In Colorado, two lobbyists from Capstone Team registered on behalf of Apple to oppose a repair bill this year, condition documents show. They had been joined by a phalanx of reps from other tech corporations, telecoms and trade groups. But it was Google that shocked advocates with the vigor of its opposition. Google employed Mary Kay Hogan, a lobbyist from the Fulcrum Team in Denver, who raised concerns in a March email to Agent Titone about the proposal’s effects on cellphone warranties. Advocates say that concern does not maintain water below federal guarantee guidelines. Google sells rather number of telephones, but Chromebooks, which Google and its hardware partners make, have soared during the pandemic thanks to schools. A consultant for Hogan failed to return requests for remark. Google declined to remark.
Titone did not come across Google’s argument special. “It’s the similar refrain all the time,” she recalled. “I tried to reduce people concerns. The committee adopted those amendments, and then they nonetheless voted versus it.” During testimony on the bill, lawmakers read from a nine-calendar year-previous environmentalist and a disabled rural resident who had to wait in excess of a thirty day period for his wheelchair to be fastened.

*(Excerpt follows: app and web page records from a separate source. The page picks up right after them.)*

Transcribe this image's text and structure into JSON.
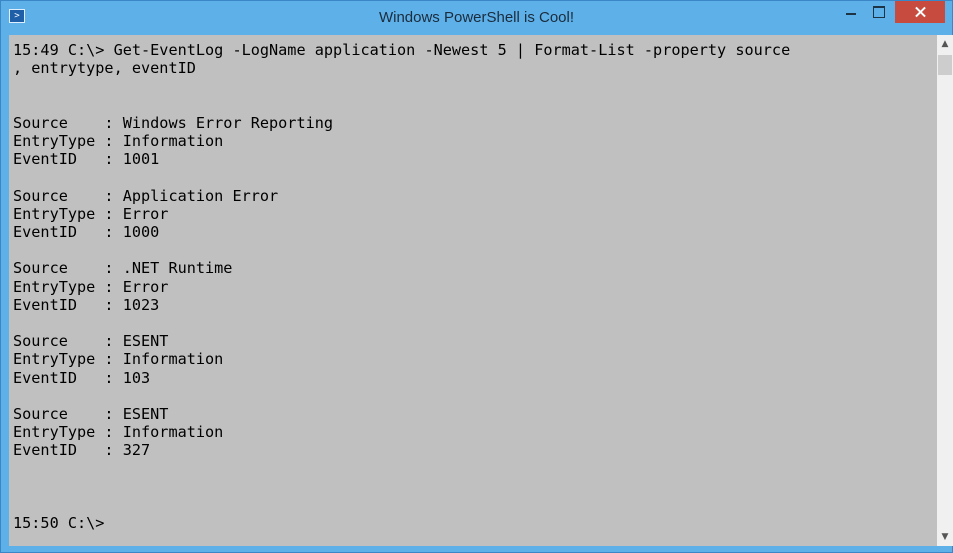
{
  "window": {
    "title": "Windows PowerShell is Cool!",
    "icon": "powershell-icon"
  },
  "console": {
    "lines": [
      "15:49 C:\\> Get-EventLog -LogName application -Newest 5 | Format-List -property source",
      ", entrytype, eventID",
      "",
      "",
      "Source    : Windows Error Reporting",
      "EntryType : Information",
      "EventID   : 1001",
      "",
      "Source    : Application Error",
      "EntryType : Error",
      "EventID   : 1000",
      "",
      "Source    : .NET Runtime",
      "EntryType : Error",
      "EventID   : 1023",
      "",
      "Source    : ESENT",
      "EntryType : Information",
      "EventID   : 103",
      "",
      "Source    : ESENT",
      "EntryType : Information",
      "EventID   : 327",
      "",
      "",
      "",
      "15:50 C:\\>"
    ]
  },
  "controls": {
    "minimize_icon": "minimize-icon",
    "maximize_icon": "maximize-icon",
    "close_icon": "close-icon"
  },
  "colors": {
    "titlebar": "#5eb0e8",
    "console_background": "#c0c0c0",
    "console_text": "#000000",
    "close_button": "#c74b3e"
  }
}
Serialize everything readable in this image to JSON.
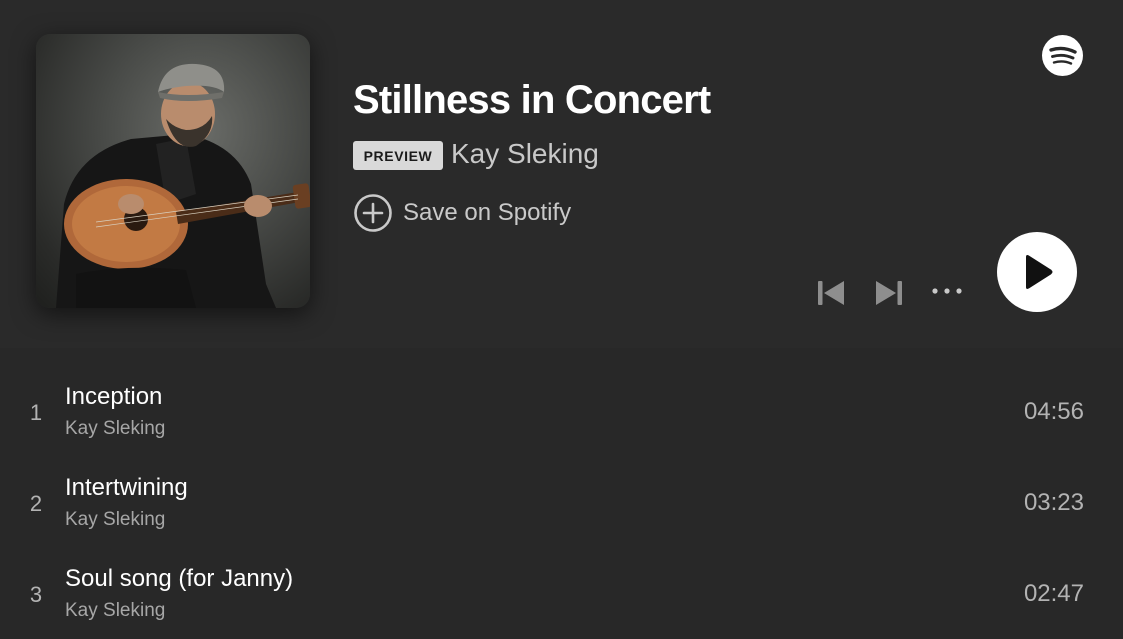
{
  "album": {
    "title": "Stillness in Concert",
    "badge": "PREVIEW",
    "artist": "Kay Sleking",
    "cover_alt": "Album cover: guitarist in a flat cap playing acoustic guitar"
  },
  "actions": {
    "save_label": "Save on Spotify",
    "plus_icon": "plus-circle-icon",
    "prev_icon": "skip-previous-icon",
    "next_icon": "skip-next-icon",
    "more_icon": "more-horizontal-icon",
    "play_icon": "play-icon",
    "logo_icon": "spotify-logo-icon"
  },
  "tracks": [
    {
      "number": "1",
      "title": "Inception",
      "artist": "Kay Sleking",
      "duration": "04:56"
    },
    {
      "number": "2",
      "title": "Intertwining",
      "artist": "Kay Sleking",
      "duration": "03:23"
    },
    {
      "number": "3",
      "title": "Soul song (for Janny)",
      "artist": "Kay Sleking",
      "duration": "02:47"
    }
  ],
  "colors": {
    "background": "#282828",
    "header": "#2a2a2a",
    "text_primary": "#ffffff",
    "text_secondary": "#b3b3b3",
    "badge_bg": "#d9d9d9",
    "play_button": "#ffffff"
  }
}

A related bill was nixed a month earlier in Nevada. Selena Torres, a Democrat from Las Vegas, was impressed to introduce it just after viewing notebook shortages in the higher university in which she teaches English. Even though a technician at her university is licensed, Torres claimed, he’s not able to get enough sections to deal with Chromebooks. Nevada has only two official Apple merchants, which, Torres reported, suggests lots of citizens will have to push extended distances for cracked screens or busted equipment. Within months of introducing her monthly bill, Torres observed tech lobbyists she didn’t know wandering all over the point out creating. They manufactured related arguments to those in Washington and Colorado. Nevada’s negotiations, having said that, were colored with a proposal from the governor, referred to as “Innovation Zones,” to lure tech businesses to the condition by granting them powers of community governments.
Torres’s invoice did not make it out of committee. Observing the tech marketplace run, she noticed a clear, common corollary. “I’m absolutely sure that casinos back in the working day didn’t want to be controlled either,” she mentioned. Like Titone and Gregerson, Torres stated she options to reintroduce a equivalent invoice in the long run.
Right until repair service legal guidelines improve, Justin Millman have to maintain up his every day routine. Every single morning, he scours twenty-five distinct internet sites for out there motherboards on a specific Chromebook design. About a dozen producers make Google’s low cost notebook, but the model from Acer Inc. is common in Prolonged Island. He spends about $40,000 a month on new Chromebooks just so he can pull out their motherboards for learners that want fixes. Millman’s makes an attempt to get in touch with the Taiwanese maker about the ingredient haven’t labored.
He faces a similar issue with Apple. The business has an Unbiased Mend Service provider application, which makes it possible for firms to take care of out-of-warranty devices. Millman is a not a member, but even members are unable to get iPad screens, a recurrent restore require from university kids.
About 10 to 15% of a district’s units close up needing repairs throughout a common college year, according to Millman. 1 Prolonged Island district he works with has about 13,000 iPads in circulation. He estimates that they have all around $130,000 a 12 months in fix charges. If the district had to substitute all the broken iPads, relatively than repair them, that value jumps up a quarter of a million bucks.
“That’s why Apple does not response my e-mails,” Millman reported. “For them, it is just dollars and cents. They really do not feel about the person on the other facet of the iPad.”